 /// </summary>
 public void Join()
 {
 if (m_ThreadObj == null) // thread is not there - leave it
 return;

 if (IsAlive == false)
 return;

 Debug.Assert(Thread.CurrentThread.GetHashCode() !=
 m_ThreadObj.GetHashCode());

 m_ThreadObj.Join();
 }

 /// <summary>
 /// Joins with the specified milliseconds timeout.
 /// </summary>
 /// <param name="millisecondsTimeout">The milliseconds timeout.</param>
 /// <returns></returns>
 public bool Join(int millisecondsTimeout)
 {
 TimeSpan timeout = TimeSpan.FromMilliseconds(millisecondsTimeout);

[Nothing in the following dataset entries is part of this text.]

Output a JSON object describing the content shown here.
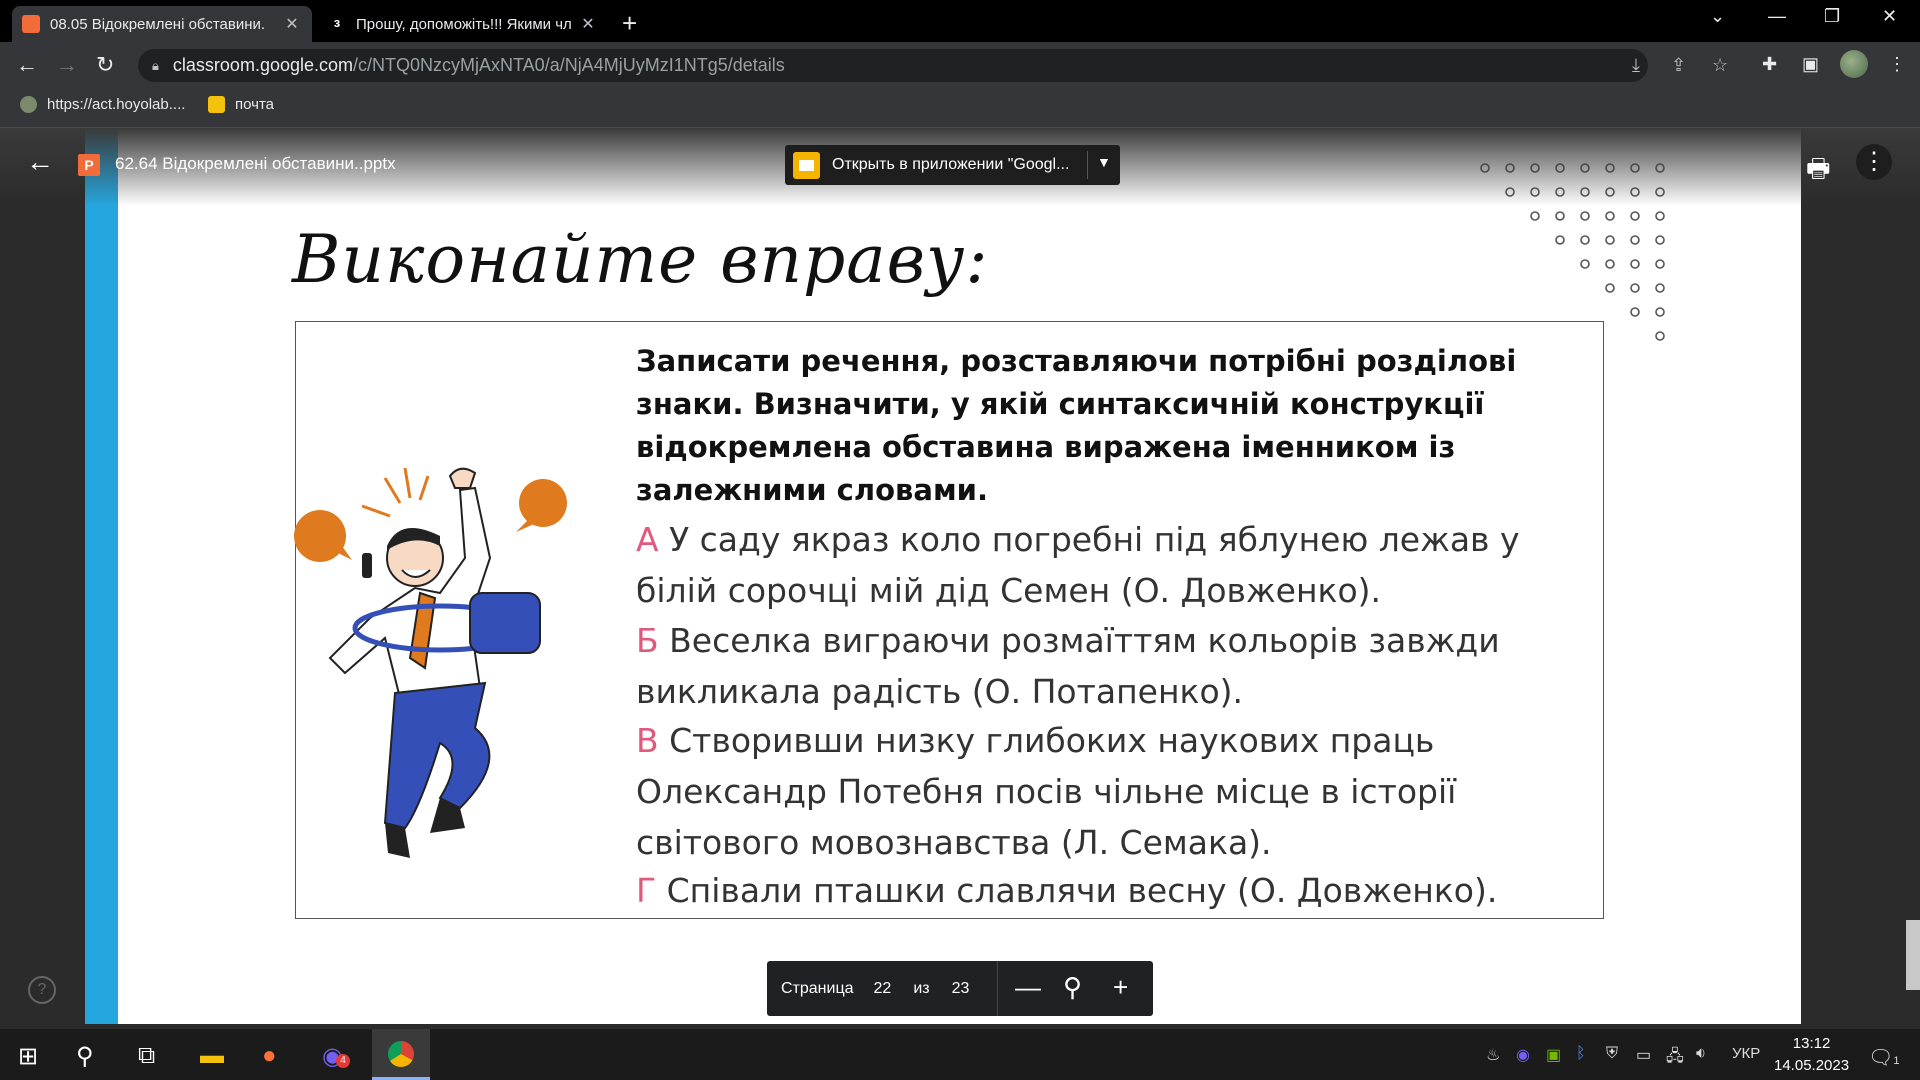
{
  "browser": {
    "tabs": [
      {
        "title": "08.05 Відокремлені обставини.",
        "active": true
      },
      {
        "title": "Прошу, допоможіть!!! Якими чл",
        "active": false
      }
    ],
    "url_host": "classroom.google.com",
    "url_path": "/c/NTQ0NzcyMjAxNTA0/a/NjA4MjUyMzI1NTg5/details",
    "bookmarks": [
      {
        "label": "https://act.hoyolab...."
      },
      {
        "label": "почта"
      }
    ]
  },
  "viewer": {
    "file_name": "62.64 Відокремлені обставини..pptx",
    "file_icon_letter": "P",
    "open_with_label": "Открыть в приложении \"Googl...",
    "page_label": "Страница",
    "page_current": "22",
    "page_of": "из",
    "page_total": "23"
  },
  "slide": {
    "heading": "Виконайте вправу:",
    "task": "Записати речення, розставляючи потрібні розділові знаки. Визначити, у якій синтаксичній конструкції відокремлена обставина виражена іменником із залежними словами.",
    "sentences": [
      {
        "letter": "А",
        "text": "  У саду якраз коло погребні під яблунею лежав у білій сорочці мій дід Семен (О. Довженко)."
      },
      {
        "letter": "Б",
        "text": "  Веселка виграючи розмаїттям кольорів завжди викликала радість (О. Потапенко)."
      },
      {
        "letter": "В",
        "text": " Створивши низку глибоких наукових праць Олександр Потебня посів чільне місце в історії світового мовознавства  (Л. Семака)."
      },
      {
        "letter": "Г",
        "text": " Співали пташки славлячи весну (О. Довженко)."
      }
    ]
  },
  "taskbar": {
    "lang": "УКР",
    "time": "13:12",
    "date": "14.05.2023",
    "viber_badge": "4",
    "notif_count": "1"
  },
  "colors": {
    "accent_letter": "#e05a7e",
    "slide_border": "#26a6de",
    "orange": "#e07a1f",
    "blue_suit": "#3450b8"
  }
}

 return Join(timeout);
 }

 /// <summary>
 /// Joins with the specified timeout.
 /// </summary>
 /// <param name="timeout">The timeout.</param>
 /// <returns></returns>
 public bool Join(TimeSpan timeout)
 {
 if (m_ThreadObj == null) // thread is not there - leave it
 return true;

 if (IsAlive == false)
 return true;

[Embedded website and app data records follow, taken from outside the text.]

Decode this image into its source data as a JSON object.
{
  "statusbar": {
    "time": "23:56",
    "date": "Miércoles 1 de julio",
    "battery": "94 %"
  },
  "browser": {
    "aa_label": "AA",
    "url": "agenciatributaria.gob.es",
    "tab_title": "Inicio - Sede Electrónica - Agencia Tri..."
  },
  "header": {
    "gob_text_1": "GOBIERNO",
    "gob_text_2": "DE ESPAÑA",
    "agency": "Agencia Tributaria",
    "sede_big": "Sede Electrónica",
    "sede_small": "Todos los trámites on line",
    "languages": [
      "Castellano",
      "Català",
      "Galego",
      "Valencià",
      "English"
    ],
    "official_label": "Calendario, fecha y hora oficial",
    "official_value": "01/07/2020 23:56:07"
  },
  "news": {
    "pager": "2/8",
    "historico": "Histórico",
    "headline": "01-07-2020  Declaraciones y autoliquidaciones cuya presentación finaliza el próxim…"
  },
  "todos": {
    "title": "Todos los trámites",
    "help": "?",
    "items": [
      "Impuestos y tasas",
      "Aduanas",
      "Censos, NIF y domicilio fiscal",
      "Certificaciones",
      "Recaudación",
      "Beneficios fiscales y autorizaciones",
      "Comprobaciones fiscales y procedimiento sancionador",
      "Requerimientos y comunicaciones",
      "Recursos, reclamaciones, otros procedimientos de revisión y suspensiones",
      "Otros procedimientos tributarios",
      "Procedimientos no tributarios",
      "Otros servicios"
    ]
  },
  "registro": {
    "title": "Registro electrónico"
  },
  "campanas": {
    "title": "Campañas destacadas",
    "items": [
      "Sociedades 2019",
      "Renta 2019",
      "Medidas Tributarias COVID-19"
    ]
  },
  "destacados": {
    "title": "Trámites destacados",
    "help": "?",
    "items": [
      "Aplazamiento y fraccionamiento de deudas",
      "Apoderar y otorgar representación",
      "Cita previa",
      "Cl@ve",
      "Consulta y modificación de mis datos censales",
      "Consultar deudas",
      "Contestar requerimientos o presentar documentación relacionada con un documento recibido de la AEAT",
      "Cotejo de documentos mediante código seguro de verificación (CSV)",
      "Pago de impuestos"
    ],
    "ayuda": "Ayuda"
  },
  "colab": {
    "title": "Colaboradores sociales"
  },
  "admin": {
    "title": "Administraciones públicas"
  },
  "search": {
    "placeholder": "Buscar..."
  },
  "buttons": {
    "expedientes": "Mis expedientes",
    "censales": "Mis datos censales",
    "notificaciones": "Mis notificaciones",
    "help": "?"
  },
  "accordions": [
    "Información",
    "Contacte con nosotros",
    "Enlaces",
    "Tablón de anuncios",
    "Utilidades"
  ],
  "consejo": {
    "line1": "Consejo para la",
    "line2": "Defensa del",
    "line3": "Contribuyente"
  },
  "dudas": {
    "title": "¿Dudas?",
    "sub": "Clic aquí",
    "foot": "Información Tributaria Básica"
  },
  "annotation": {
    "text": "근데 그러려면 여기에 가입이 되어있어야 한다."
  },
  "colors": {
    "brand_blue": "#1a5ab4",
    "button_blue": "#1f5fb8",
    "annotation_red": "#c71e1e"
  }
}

 if (Thread.CurrentThread.GetHashCode() == m_ThreadObj.GetHashCode())
 throw new Exception("Attempting to Join a thread that has the same identity as the current thread.");

 return m_ThreadObj.Join(timeout);
 }

 /// <summary>
 /// Gets or sets the name of the thread.
 /// </summary>
 /// <value>The name of the thread.</value>
 public string Name { get { return m_ThreadObj.Name; } set { m_ThreadObj.Name = value; } }

 /// <summary>
 /// Gets a value indicating whether the worker thread is alive.
 /// </summary>
 /// <value><c>true</c> if the worker thread is alive; otherwise, <c>false</c>.</value>
 public bool IsAlive
 {
 get
 {
 Debug.Assert(m_ThreadObj != null);
 bool isAlive = m_ThreadObj.IsAlive;
 return isAlive;
 }
 }

 /// <summary>
 /// Worker runs the function that was passed in wrapped by an exception handler.
 /// If the function being called has any issues the exception is caught
 /// and the exception message is put into a string along with the thread name,
 /// call stack and any inner exceptions for access by the caller / creator of the thread.
 /// </summary>
 protected void Worker()
 {
 try
 {
 if (threadFunc != null)
 {
 m_WorkerStartedEvent.Set(); // indicate that we have started
 threadFunc.Invoke(m_mutexedObjects);
 }
 else
 throw new NullReferenceException("WorkerThread function expected.");
 }
 catch(Exception ex)
 {
 string exInfo = ex.Message;
 ExceptionInfo = Thread.CurrentThread.Name + " exception:" + exInfo;
 m_WorkerExceptionEvent.Set();
 }
 finally
 {
 m_WorkerDoneEvent.Set();
 }
 }
 }